**Materials provided**

####

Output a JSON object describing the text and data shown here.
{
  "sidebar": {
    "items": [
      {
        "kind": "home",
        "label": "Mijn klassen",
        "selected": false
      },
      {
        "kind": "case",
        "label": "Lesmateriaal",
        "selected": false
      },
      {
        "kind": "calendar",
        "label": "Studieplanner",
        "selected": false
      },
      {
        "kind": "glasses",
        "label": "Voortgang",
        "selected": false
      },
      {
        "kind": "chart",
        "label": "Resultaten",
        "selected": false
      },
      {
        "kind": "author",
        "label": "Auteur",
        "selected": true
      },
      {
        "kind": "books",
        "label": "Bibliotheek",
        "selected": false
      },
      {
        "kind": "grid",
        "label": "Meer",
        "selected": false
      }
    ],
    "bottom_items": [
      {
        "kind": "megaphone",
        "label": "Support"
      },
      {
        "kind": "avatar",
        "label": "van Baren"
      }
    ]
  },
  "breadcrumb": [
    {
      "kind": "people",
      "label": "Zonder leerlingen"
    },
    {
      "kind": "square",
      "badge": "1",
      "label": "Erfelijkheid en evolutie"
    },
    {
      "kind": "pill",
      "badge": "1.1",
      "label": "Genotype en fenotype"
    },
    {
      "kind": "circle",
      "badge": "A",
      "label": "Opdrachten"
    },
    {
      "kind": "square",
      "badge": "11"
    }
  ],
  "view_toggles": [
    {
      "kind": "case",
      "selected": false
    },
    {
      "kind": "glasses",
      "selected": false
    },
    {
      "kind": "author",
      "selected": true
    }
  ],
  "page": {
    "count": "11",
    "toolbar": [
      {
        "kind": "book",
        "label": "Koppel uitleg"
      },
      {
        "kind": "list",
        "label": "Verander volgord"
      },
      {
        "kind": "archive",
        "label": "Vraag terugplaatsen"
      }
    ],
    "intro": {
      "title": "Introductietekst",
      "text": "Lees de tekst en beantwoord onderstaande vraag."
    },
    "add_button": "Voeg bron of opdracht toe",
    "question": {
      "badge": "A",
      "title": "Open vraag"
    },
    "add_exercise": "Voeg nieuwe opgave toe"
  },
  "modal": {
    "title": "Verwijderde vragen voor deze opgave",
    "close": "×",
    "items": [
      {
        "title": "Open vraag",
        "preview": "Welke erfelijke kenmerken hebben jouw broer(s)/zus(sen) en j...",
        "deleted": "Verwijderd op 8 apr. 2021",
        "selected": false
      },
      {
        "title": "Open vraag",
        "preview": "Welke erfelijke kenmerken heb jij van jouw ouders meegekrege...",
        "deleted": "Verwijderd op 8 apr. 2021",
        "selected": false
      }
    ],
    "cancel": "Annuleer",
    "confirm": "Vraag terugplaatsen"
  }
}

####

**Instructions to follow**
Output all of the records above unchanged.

**Result of the exercise**
Output a JSON object describing the text and data shown here.
{
  "sidebar": {
    "items": [
      {
        "kind": "home",
        "label": "Mijn klassen",
        "selected": false
      },
      {
        "kind": "case",
        "label": "Lesmateriaal",
        "selected": false
      },
      {
        "kind": "calendar",
        "label": "Studieplanner",
        "selected": false
      },
      {
        "kind": "glasses",
        "label": "Voortgang",
        "selected": false
      },
      {
        "kind": "chart",
        "label": "Resultaten",
        "selected": false
      },
      {
        "kind": "author",
        "label": "Auteur",
        "selected": true
      },
      {
        "kind": "books",
        "label": "Bibliotheek",
        "selected": false
      },
      {
        "kind": "grid",
        "label": "Meer",
        "selected": false
      }
    ],
    "bottom_items": [
      {
        "kind": "megaphone",
        "label": "Support"
      },
      {
        "kind": "avatar",
        "label": "van Baren"
      }
    ]
  },
  "breadcrumb": [
    {
      "kind": "people",
      "label": "Zonder leerlingen"
    },
    {
      "kind": "square",
      "badge": "1",
      "label": "Erfelijkheid en evolutie"
    },
    {
      "kind": "pill",
      "badge": "1.1",
      "label": "Genotype en fenotype"
    },
    {
      "kind": "circle",
      "badge": "A",
      "label": "Opdrachten"
    },
    {
      "kind": "square",
      "badge": "11"
    }
  ],
  "view_toggles": [
    {
      "kind": "case",
      "selected": false
    },
    {
      "kind": "glasses",
      "selected": false
    },
    {
      "kind": "author",
      "selected": true
    }
  ],
  "page": {
    "count": "11",
    "toolbar": [
      {
        "kind": "book",
        "label": "Koppel uitleg"
      },
      {
        "kind": "list",
        "label": "Verander volgord"
      },
      {
        "kind": "archive",
        "label": "Vraag terugplaatsen"
      }
    ],
    "intro": {
      "title": "Introductietekst",
      "text": "Lees de tekst en beantwoord onderstaande vraag."
    },
    "add_button": "Voeg bron of opdracht toe",
    "question": {
      "badge": "A",
      "title": "Open vraag"
    },
    "add_exercise": "Voeg nieuwe opgave toe"
  },
  "modal": {
    "title": "Verwijderde vragen voor deze opgave",
    "close": "×",
    "items": [
      {
        "title": "Open vraag",
        "preview": "Welke erfelijke kenmerken hebben jouw broer(s)/zus(sen) en j...",
        "deleted": "Verwijderd op 8 apr. 2021",
        "selected": false
      },
      {
        "title": "Open vraag",
        "preview": "Welke erfelijke kenmerken heb jij van jouw ouders meegekrege...",
        "deleted": "Verwijderd op 8 apr. 2021",
        "selected": false
      }
    ],
    "cancel": "Annuleer",
    "confirm": "Vraag terugplaatsen"
  }
}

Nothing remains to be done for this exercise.